The number of patients receiving renal replacement therapy (RRT) world-wide is estimated at more than 1.4 million. The incidence of RRT is continuously growing by approximately 8% annually.
Despite the heavy burden of end-stage renal disease (ESRD) in developing countries, about 80% of the world’s RRT patients live in developed countries (mainly Europe, Japan or North America).
Given the gap between the low per capita spending on public healthcare and high costs of hemodialysis, in developing countries maintenance hemodialysis is often confined to the private sector. Thus, provision of RRT depends primarily on whether the patient can directly afford treatment costs. Consequences are tragic.
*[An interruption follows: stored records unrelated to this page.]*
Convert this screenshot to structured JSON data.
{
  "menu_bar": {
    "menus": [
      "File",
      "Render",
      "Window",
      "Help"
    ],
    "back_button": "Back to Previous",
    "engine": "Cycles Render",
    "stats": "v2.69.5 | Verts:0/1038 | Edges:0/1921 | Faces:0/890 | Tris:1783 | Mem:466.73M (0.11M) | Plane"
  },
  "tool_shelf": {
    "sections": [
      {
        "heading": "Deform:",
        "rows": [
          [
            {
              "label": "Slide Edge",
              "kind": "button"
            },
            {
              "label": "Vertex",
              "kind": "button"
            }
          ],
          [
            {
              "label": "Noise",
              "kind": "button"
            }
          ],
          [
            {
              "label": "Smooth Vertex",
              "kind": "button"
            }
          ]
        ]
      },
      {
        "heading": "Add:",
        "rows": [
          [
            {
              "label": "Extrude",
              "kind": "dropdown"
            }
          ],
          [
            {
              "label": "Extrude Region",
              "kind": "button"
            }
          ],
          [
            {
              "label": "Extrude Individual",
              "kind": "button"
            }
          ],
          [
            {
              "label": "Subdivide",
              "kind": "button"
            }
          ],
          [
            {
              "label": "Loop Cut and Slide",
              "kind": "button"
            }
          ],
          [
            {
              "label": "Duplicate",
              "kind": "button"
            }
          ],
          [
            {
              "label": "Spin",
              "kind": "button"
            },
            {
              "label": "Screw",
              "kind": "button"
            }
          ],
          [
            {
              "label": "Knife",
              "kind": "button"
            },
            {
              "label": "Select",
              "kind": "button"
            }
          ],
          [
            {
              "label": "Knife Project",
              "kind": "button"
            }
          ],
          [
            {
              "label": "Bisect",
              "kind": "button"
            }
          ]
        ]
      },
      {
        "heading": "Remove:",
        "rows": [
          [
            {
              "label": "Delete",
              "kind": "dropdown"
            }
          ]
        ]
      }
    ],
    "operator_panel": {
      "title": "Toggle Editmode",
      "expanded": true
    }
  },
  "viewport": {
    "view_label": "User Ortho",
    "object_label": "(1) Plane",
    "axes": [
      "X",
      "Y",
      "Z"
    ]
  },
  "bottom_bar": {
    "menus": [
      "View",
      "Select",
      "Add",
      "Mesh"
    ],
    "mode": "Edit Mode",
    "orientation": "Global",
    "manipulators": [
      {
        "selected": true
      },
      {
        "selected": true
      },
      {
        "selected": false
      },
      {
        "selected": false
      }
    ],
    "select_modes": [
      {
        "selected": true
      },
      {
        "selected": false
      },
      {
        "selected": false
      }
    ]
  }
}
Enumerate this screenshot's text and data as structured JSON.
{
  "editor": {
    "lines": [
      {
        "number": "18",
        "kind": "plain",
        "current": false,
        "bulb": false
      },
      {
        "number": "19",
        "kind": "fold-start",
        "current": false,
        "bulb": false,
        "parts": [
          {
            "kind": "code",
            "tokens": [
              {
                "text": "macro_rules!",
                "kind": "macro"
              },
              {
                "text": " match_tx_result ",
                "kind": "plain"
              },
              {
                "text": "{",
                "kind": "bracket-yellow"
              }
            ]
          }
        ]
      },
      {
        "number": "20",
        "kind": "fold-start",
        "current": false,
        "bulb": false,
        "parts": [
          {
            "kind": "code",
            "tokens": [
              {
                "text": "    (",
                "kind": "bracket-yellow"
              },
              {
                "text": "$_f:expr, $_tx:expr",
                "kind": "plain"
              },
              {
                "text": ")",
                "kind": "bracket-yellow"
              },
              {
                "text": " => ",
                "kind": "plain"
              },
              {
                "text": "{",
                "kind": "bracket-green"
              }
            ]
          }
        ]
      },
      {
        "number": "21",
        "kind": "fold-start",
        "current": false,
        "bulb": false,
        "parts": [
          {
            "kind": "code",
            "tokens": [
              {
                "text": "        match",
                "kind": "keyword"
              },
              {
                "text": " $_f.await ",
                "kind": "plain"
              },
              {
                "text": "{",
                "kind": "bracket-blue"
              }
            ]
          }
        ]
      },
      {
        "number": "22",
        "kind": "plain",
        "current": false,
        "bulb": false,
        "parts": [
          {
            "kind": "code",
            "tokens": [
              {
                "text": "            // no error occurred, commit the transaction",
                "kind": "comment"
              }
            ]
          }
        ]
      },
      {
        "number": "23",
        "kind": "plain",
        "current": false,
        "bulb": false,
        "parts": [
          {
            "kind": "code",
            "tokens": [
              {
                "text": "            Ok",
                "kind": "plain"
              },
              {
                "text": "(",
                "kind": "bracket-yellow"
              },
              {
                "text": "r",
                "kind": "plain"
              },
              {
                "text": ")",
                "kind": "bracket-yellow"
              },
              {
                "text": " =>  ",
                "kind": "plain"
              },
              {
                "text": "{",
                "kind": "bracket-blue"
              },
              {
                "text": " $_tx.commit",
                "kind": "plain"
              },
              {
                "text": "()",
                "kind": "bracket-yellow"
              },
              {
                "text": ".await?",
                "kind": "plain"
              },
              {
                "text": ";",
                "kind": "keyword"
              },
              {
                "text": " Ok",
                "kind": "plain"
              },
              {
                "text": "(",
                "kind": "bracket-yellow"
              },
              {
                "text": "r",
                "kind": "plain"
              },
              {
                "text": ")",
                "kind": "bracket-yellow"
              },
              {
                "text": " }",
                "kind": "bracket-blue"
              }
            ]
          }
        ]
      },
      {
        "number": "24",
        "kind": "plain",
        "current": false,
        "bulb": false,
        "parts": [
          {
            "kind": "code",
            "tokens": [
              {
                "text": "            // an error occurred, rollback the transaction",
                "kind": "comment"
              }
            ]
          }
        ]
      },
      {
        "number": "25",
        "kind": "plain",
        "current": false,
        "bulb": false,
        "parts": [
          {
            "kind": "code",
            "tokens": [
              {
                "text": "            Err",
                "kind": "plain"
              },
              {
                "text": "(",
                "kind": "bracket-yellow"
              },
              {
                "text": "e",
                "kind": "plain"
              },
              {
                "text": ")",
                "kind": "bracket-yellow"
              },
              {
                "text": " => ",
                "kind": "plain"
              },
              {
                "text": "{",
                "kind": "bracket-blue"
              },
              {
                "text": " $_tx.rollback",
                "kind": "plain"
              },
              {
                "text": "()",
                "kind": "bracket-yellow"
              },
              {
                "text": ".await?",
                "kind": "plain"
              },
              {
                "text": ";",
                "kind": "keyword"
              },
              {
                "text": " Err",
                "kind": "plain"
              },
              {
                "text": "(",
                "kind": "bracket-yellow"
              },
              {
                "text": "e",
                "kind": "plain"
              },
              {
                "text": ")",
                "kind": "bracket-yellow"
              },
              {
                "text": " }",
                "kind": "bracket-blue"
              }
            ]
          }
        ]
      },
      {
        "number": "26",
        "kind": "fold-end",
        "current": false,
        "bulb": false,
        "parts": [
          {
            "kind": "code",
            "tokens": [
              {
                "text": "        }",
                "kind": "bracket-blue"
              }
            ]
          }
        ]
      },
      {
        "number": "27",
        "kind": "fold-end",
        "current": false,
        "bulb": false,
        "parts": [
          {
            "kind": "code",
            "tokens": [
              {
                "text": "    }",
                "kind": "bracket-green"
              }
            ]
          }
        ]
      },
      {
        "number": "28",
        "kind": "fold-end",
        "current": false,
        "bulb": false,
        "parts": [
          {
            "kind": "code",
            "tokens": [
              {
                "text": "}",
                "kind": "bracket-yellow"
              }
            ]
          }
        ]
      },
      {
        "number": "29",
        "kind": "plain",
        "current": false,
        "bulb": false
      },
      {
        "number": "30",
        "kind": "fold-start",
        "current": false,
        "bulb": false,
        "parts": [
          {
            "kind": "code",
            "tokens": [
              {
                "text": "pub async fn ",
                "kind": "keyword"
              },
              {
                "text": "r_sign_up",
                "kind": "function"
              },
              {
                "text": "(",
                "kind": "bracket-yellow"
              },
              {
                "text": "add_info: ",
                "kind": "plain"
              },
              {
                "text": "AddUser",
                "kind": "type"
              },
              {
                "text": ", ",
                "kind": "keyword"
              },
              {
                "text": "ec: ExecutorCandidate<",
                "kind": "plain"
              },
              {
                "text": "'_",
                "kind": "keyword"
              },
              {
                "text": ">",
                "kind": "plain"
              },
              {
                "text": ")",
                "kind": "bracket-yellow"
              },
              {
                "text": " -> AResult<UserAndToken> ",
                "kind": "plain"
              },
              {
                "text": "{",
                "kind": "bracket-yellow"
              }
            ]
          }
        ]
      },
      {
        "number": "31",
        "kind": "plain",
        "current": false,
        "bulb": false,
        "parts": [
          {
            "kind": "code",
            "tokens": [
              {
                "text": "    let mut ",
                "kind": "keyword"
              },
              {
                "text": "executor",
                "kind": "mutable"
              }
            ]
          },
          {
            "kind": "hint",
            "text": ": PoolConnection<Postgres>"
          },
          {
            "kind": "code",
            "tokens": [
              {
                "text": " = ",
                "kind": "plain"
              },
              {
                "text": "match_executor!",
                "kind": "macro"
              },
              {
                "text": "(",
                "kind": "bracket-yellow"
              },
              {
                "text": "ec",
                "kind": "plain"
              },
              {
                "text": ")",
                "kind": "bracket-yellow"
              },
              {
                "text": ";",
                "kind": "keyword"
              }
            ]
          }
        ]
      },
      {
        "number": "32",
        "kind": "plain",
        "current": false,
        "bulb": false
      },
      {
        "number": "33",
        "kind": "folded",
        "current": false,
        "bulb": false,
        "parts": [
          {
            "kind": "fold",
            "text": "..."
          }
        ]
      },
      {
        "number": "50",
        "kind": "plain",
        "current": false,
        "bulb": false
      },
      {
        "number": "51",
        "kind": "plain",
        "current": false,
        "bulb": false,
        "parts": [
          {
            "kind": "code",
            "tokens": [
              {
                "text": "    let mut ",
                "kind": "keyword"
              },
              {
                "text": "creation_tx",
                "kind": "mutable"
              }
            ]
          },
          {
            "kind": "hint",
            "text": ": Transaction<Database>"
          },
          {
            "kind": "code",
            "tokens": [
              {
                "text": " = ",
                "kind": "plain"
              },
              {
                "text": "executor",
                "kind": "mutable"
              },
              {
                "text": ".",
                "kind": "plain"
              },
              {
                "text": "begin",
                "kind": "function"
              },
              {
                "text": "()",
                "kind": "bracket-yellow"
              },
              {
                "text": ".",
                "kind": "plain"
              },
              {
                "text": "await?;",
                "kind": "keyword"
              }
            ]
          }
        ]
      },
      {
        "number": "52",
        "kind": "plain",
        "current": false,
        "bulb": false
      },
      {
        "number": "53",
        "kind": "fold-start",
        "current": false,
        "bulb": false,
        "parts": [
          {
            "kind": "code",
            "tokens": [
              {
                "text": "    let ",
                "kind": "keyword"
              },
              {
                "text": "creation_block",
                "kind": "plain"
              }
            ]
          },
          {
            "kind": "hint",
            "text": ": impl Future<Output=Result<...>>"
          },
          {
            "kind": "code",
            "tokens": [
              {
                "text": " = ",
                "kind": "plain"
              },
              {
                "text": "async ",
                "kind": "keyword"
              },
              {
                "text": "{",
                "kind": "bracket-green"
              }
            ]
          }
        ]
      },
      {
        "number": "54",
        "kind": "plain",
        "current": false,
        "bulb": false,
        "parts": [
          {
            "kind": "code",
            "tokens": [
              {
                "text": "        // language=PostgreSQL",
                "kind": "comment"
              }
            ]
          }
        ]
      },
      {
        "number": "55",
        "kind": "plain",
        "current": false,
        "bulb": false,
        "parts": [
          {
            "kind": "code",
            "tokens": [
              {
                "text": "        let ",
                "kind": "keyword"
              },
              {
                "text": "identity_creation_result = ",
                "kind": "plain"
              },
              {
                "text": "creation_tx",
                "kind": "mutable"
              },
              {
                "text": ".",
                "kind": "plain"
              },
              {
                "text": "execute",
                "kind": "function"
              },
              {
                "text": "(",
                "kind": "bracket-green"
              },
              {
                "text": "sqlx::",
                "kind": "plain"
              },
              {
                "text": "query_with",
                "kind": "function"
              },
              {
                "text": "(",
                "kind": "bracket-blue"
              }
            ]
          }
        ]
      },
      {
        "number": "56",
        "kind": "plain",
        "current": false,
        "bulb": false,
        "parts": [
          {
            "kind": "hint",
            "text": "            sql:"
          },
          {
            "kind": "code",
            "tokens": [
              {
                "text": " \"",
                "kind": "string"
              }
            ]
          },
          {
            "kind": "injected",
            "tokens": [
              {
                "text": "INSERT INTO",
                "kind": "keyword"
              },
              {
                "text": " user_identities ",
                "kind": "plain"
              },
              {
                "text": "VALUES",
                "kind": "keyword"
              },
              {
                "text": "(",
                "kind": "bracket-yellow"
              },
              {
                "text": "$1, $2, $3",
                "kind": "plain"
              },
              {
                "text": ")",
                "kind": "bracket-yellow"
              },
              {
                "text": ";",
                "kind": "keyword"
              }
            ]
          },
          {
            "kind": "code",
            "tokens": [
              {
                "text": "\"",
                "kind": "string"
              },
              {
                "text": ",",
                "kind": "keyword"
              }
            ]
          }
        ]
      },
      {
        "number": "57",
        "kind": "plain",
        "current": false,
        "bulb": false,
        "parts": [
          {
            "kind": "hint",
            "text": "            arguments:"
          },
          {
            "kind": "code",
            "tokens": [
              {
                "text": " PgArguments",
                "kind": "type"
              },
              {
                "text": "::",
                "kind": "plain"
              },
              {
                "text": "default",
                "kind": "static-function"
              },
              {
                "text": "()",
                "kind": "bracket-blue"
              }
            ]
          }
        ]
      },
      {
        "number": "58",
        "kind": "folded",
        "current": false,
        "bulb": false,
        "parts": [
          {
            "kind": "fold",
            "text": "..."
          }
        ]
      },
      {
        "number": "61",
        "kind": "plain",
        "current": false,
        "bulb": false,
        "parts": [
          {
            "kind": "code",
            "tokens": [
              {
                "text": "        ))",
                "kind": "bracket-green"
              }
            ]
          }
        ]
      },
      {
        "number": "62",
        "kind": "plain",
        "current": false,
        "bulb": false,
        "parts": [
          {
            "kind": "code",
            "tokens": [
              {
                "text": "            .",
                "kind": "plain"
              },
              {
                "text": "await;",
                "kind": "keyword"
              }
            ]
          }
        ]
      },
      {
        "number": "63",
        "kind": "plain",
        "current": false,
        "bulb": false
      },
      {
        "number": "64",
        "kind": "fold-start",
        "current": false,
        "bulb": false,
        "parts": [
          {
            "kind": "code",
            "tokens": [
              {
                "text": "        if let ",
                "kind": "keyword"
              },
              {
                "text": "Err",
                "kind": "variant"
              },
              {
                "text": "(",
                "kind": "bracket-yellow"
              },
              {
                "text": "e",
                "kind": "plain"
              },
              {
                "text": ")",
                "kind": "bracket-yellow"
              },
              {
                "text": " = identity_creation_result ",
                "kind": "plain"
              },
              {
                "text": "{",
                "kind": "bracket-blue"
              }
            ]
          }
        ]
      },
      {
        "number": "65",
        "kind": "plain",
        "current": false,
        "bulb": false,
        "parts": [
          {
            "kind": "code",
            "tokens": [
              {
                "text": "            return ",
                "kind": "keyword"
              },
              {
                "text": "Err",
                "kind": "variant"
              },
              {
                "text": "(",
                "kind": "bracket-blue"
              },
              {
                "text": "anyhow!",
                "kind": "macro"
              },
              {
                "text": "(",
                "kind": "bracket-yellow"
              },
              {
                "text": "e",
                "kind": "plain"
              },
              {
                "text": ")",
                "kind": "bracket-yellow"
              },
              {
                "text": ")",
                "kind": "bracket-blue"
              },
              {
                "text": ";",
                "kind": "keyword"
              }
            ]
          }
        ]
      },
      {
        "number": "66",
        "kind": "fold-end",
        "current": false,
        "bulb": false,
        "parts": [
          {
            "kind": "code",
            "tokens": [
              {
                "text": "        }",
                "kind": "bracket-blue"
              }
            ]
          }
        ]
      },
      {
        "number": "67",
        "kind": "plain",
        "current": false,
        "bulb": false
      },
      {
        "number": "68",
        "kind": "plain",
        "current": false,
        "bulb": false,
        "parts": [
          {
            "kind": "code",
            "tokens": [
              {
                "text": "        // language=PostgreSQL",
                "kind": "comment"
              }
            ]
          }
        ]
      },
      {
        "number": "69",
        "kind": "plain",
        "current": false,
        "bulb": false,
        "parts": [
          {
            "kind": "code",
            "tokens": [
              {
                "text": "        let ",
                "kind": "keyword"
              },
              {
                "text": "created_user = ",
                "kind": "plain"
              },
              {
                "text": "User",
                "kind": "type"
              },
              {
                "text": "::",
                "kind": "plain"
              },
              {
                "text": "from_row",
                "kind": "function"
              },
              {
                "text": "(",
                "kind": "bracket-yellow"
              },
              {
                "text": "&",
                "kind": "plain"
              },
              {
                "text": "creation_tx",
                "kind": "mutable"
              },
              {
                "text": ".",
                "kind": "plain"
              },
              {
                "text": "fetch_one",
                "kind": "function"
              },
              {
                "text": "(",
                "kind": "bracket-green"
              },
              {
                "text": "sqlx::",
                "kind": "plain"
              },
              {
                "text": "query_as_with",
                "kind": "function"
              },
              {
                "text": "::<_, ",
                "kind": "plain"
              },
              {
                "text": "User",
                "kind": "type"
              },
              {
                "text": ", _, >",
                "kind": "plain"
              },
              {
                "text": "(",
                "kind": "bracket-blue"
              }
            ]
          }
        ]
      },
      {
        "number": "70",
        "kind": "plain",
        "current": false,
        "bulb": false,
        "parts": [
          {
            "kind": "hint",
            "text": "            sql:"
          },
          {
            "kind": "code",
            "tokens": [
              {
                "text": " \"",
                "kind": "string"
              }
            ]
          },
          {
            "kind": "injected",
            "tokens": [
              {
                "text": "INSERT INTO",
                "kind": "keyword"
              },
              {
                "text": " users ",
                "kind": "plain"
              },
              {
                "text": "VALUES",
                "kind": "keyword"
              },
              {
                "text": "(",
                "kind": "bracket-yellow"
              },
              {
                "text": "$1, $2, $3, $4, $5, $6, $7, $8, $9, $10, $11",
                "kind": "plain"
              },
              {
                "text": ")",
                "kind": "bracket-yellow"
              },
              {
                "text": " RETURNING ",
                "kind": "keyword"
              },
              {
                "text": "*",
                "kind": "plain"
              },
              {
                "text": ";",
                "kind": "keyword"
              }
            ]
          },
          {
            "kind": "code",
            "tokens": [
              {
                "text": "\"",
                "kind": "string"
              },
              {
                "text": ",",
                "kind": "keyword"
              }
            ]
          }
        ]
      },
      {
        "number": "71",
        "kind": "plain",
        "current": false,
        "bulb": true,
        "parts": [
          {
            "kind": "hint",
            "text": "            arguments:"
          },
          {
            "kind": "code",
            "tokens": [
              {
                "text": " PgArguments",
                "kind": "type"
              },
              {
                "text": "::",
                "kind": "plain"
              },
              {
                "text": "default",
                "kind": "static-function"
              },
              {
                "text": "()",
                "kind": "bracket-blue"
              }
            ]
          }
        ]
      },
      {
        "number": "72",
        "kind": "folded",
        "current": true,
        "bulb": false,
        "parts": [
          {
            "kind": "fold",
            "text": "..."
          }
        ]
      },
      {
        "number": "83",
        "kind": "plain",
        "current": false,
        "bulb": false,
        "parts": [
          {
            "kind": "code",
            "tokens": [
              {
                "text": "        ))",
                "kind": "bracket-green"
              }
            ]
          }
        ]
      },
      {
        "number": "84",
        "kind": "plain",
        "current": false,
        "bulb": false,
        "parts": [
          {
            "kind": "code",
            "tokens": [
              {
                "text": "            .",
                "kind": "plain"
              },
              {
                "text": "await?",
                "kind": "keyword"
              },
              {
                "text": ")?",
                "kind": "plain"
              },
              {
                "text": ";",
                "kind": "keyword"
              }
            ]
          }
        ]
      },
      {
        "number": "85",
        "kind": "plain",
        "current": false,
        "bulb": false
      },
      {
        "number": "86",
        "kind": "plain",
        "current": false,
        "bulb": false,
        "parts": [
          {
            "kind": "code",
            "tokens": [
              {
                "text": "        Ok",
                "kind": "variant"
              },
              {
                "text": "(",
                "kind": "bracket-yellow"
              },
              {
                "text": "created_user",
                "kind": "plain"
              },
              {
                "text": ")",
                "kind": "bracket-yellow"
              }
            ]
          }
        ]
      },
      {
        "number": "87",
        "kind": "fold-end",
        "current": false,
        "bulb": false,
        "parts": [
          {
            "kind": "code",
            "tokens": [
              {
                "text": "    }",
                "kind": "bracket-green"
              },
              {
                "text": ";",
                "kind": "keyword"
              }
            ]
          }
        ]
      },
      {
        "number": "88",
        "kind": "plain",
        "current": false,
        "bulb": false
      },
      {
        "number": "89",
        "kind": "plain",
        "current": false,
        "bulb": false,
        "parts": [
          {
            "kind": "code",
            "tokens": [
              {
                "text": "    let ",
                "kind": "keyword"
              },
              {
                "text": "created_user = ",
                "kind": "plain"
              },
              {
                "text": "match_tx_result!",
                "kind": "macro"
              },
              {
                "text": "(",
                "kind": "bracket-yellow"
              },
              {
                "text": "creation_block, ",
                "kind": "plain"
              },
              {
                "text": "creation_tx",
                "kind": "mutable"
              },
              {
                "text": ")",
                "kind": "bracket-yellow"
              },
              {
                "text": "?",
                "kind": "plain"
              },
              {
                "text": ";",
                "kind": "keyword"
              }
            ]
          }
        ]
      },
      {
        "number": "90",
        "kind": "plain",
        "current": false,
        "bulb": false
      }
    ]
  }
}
In India, less than 10% of ESRD patients receive RRT, while more than 70% of those starting on dialysis die or stop treatment, because of the high cost, within the first 3 months.
There is an urgent need to explore ways of providing high quality, lower cost RRT services.